Task item – Every entry, start to finish, should be printed verbatim without pictures.

--- Input data ---

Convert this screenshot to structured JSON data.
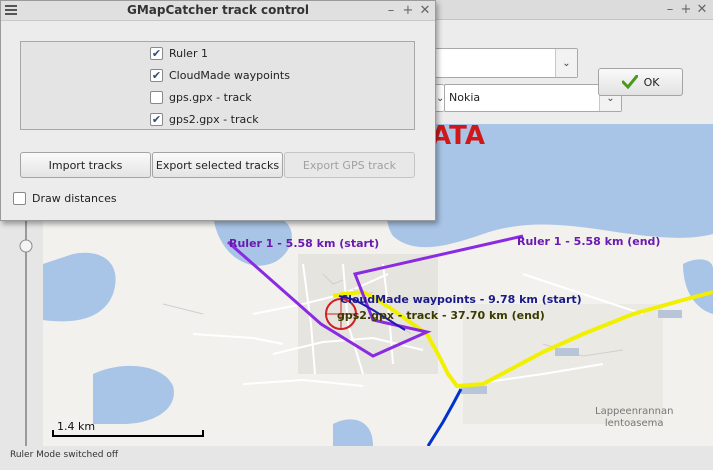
{
  "dialog": {
    "title": "GMapCatcher track control",
    "tracks": [
      {
        "label": "Ruler 1",
        "checked": true
      },
      {
        "label": "CloudMade waypoints",
        "checked": true
      },
      {
        "label": "gps.gpx - track",
        "checked": false
      },
      {
        "label": "gps2.gpx - track",
        "checked": true
      }
    ],
    "buttons": {
      "import": "Import tracks",
      "export_selected": "Export selected tracks",
      "export_gps": "Export GPS track"
    },
    "draw_distances": {
      "label": "Draw distances",
      "checked": false
    }
  },
  "main": {
    "ok_label": "OK",
    "map_service_value": "Nokia"
  },
  "map": {
    "brand_partial": "ATA",
    "labels": {
      "ruler_start": "Ruler 1 - 5.58 km (start)",
      "ruler_end": "Ruler 1 - 5.58 km (end)",
      "cloudmade_start": "CloudMade waypoints - 9.78 km (start)",
      "gps2_end": "gps2.gpx - track - 37.70 km (end)"
    },
    "place_line1": "Lappeenrannan",
    "place_line2": "lentoasema",
    "scale": "1.4 km"
  },
  "status": "Ruler Mode switched off",
  "colors": {
    "ruler": "#8a2be2",
    "cloudmade": "#1a1ab0",
    "gps2": "#f0f000",
    "gps": "#0033cc",
    "water": "#a8c4e6"
  }
}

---

Reply –
Convert this screenshot to structured JSON data.
{
  "dialog": {
    "title": "GMapCatcher track control",
    "tracks": [
      {
        "label": "Ruler 1",
        "checked": true
      },
      {
        "label": "CloudMade waypoints",
        "checked": true
      },
      {
        "label": "gps.gpx - track",
        "checked": false
      },
      {
        "label": "gps2.gpx - track",
        "checked": true
      }
    ],
    "buttons": {
      "import": "Import tracks",
      "export_selected": "Export selected tracks",
      "export_gps": "Export GPS track"
    },
    "draw_distances": {
      "label": "Draw distances",
      "checked": false
    }
  },
  "main": {
    "ok_label": "OK",
    "map_service_value": "Nokia"
  },
  "map": {
    "brand_partial": "ATA",
    "labels": {
      "ruler_start": "Ruler 1 - 5.58 km (start)",
      "ruler_end": "Ruler 1 - 5.58 km (end)",
      "cloudmade_start": "CloudMade waypoints - 9.78 km (start)",
      "gps2_end": "gps2.gpx - track - 37.70 km (end)"
    },
    "place_line1": "Lappeenrannan",
    "place_line2": "lentoasema",
    "scale": "1.4 km"
  },
  "status": "Ruler Mode switched off",
  "colors": {
    "ruler": "#8a2be2",
    "cloudmade": "#1a1ab0",
    "gps2": "#f0f000",
    "gps": "#0033cc",
    "water": "#a8c4e6"
  }
}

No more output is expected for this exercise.